* _TASK_
Reproduce the data, keeping every word exactly as it is.

Data about app and page elements

◆ ◆ ◆

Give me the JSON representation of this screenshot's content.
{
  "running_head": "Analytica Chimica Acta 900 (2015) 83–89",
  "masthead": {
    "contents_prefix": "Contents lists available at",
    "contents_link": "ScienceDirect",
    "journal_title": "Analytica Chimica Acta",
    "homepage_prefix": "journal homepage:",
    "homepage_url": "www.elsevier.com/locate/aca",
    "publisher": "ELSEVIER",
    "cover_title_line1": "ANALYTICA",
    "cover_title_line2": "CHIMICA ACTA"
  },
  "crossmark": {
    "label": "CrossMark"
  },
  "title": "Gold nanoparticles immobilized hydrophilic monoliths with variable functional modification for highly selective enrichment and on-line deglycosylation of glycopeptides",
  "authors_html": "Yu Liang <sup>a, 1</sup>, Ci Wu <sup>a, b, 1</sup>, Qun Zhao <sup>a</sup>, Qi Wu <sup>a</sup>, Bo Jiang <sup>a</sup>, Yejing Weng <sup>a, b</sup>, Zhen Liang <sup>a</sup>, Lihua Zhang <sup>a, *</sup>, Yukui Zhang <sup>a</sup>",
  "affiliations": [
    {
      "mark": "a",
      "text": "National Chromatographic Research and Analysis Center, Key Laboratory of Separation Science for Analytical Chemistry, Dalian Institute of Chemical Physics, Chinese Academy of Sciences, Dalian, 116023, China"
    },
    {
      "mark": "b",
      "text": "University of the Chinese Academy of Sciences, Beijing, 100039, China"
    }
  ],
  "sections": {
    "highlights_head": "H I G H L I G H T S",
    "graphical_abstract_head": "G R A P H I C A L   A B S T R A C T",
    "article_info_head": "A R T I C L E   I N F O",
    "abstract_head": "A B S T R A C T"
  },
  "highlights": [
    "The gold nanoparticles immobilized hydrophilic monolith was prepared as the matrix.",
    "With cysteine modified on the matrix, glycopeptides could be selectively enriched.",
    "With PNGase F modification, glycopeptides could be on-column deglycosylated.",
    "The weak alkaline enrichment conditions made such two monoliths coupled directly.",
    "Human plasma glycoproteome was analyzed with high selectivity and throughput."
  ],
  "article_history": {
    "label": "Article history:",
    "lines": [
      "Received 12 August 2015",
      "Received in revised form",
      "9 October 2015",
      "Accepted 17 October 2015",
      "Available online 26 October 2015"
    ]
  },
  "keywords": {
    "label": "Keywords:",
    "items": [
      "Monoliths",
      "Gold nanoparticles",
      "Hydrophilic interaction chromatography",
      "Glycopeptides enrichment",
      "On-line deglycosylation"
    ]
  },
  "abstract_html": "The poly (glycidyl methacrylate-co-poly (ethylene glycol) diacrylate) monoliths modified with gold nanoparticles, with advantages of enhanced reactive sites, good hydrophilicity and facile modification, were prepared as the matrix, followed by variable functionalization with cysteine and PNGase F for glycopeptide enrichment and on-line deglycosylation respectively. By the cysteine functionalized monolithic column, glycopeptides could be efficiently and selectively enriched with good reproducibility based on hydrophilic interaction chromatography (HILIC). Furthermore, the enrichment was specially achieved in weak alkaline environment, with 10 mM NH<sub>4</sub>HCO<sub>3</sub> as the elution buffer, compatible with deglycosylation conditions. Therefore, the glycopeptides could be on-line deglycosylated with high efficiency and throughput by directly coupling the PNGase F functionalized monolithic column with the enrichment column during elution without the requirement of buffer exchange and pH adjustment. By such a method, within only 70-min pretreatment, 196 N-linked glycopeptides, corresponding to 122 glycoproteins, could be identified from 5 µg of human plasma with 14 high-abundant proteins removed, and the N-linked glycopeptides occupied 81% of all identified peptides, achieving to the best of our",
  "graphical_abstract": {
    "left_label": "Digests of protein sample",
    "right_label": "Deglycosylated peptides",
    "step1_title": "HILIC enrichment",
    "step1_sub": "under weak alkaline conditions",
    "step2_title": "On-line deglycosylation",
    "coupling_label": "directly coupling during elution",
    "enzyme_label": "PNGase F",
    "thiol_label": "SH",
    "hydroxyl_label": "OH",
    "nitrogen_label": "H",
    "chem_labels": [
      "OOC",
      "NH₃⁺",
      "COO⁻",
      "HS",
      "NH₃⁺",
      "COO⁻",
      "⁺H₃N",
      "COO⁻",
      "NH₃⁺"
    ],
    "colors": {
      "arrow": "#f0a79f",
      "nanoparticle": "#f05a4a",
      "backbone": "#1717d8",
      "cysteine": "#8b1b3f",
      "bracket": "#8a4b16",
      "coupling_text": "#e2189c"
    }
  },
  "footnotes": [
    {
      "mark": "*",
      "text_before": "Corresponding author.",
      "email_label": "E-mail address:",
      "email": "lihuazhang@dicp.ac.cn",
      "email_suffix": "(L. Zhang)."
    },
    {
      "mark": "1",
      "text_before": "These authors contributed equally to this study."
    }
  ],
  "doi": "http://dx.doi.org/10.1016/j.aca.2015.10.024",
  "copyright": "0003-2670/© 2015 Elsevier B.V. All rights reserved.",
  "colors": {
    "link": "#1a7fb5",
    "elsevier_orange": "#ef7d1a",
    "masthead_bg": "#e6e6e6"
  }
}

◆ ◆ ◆

* _TASK RESPONSE_
Give me the JSON representation of this screenshot's content.
{
  "running_head": "Analytica Chimica Acta 900 (2015) 83–89",
  "masthead": {
    "contents_prefix": "Contents lists available at",
    "contents_link": "ScienceDirect",
    "journal_title": "Analytica Chimica Acta",
    "homepage_prefix": "journal homepage:",
    "homepage_url": "www.elsevier.com/locate/aca",
    "publisher": "ELSEVIER",
    "cover_title_line1": "ANALYTICA",
    "cover_title_line2": "CHIMICA ACTA"
  },
  "crossmark": {
    "label": "CrossMark"
  },
  "title": "Gold nanoparticles immobilized hydrophilic monoliths with variable functional modification for highly selective enrichment and on-line deglycosylation of glycopeptides",
  "authors_html": "Yu Liang <sup>a, 1</sup>, Ci Wu <sup>a, b, 1</sup>, Qun Zhao <sup>a</sup>, Qi Wu <sup>a</sup>, Bo Jiang <sup>a</sup>, Yejing Weng <sup>a, b</sup>, Zhen Liang <sup>a</sup>, Lihua Zhang <sup>a, *</sup>, Yukui Zhang <sup>a</sup>",
  "affiliations": [
    {
      "mark": "a",
      "text": "National Chromatographic Research and Analysis Center, Key Laboratory of Separation Science for Analytical Chemistry, Dalian Institute of Chemical Physics, Chinese Academy of Sciences, Dalian, 116023, China"
    },
    {
      "mark": "b",
      "text": "University of the Chinese Academy of Sciences, Beijing, 100039, China"
    }
  ],
  "sections": {
    "highlights_head": "H I G H L I G H T S",
    "graphical_abstract_head": "G R A P H I C A L   A B S T R A C T",
    "article_info_head": "A R T I C L E   I N F O",
    "abstract_head": "A B S T R A C T"
  },
  "highlights": [
    "The gold nanoparticles immobilized hydrophilic monolith was prepared as the matrix.",
    "With cysteine modified on the matrix, glycopeptides could be selectively enriched.",
    "With PNGase F modification, glycopeptides could be on-column deglycosylated.",
    "The weak alkaline enrichment conditions made such two monoliths coupled directly.",
    "Human plasma glycoproteome was analyzed with high selectivity and throughput."
  ],
  "article_history": {
    "label": "Article history:",
    "lines": [
      "Received 12 August 2015",
      "Received in revised form",
      "9 October 2015",
      "Accepted 17 October 2015",
      "Available online 26 October 2015"
    ]
  },
  "keywords": {
    "label": "Keywords:",
    "items": [
      "Monoliths",
      "Gold nanoparticles",
      "Hydrophilic interaction chromatography",
      "Glycopeptides enrichment",
      "On-line deglycosylation"
    ]
  },
  "abstract_html": "The poly (glycidyl methacrylate-co-poly (ethylene glycol) diacrylate) monoliths modified with gold nanoparticles, with advantages of enhanced reactive sites, good hydrophilicity and facile modification, were prepared as the matrix, followed by variable functionalization with cysteine and PNGase F for glycopeptide enrichment and on-line deglycosylation respectively. By the cysteine functionalized monolithic column, glycopeptides could be efficiently and selectively enriched with good reproducibility based on hydrophilic interaction chromatography (HILIC). Furthermore, the enrichment was specially achieved in weak alkaline environment, with 10 mM NH<sub>4</sub>HCO<sub>3</sub> as the elution buffer, compatible with deglycosylation conditions. Therefore, the glycopeptides could be on-line deglycosylated with high efficiency and throughput by directly coupling the PNGase F functionalized monolithic column with the enrichment column during elution without the requirement of buffer exchange and pH adjustment. By such a method, within only 70-min pretreatment, 196 N-linked glycopeptides, corresponding to 122 glycoproteins, could be identified from 5 µg of human plasma with 14 high-abundant proteins removed, and the N-linked glycopeptides occupied 81% of all identified peptides, achieving to the best of our",
  "graphical_abstract": {
    "left_label": "Digests of protein sample",
    "right_label": "Deglycosylated peptides",
    "step1_title": "HILIC enrichment",
    "step1_sub": "under weak alkaline conditions",
    "step2_title": "On-line deglycosylation",
    "coupling_label": "directly coupling during elution",
    "enzyme_label": "PNGase F",
    "thiol_label": "SH",
    "hydroxyl_label": "OH",
    "nitrogen_label": "H",
    "chem_labels": [
      "OOC",
      "NH₃⁺",
      "COO⁻",
      "HS",
      "NH₃⁺",
      "COO⁻",
      "⁺H₃N",
      "COO⁻",
      "NH₃⁺"
    ],
    "colors": {
      "arrow": "#f0a79f",
      "nanoparticle": "#f05a4a",
      "backbone": "#1717d8",
      "cysteine": "#8b1b3f",
      "bracket": "#8a4b16",
      "coupling_text": "#e2189c"
    }
  },
  "footnotes": [
    {
      "mark": "*",
      "text_before": "Corresponding author.",
      "email_label": "E-mail address:",
      "email": "lihuazhang@dicp.ac.cn",
      "email_suffix": "(L. Zhang)."
    },
    {
      "mark": "1",
      "text_before": "These authors contributed equally to this study."
    }
  ],
  "doi": "http://dx.doi.org/10.1016/j.aca.2015.10.024",
  "copyright": "0003-2670/© 2015 Elsevier B.V. All rights reserved.",
  "colors": {
    "link": "#1a7fb5",
    "elsevier_orange": "#ef7d1a",
    "masthead_bg": "#e6e6e6"
  }
}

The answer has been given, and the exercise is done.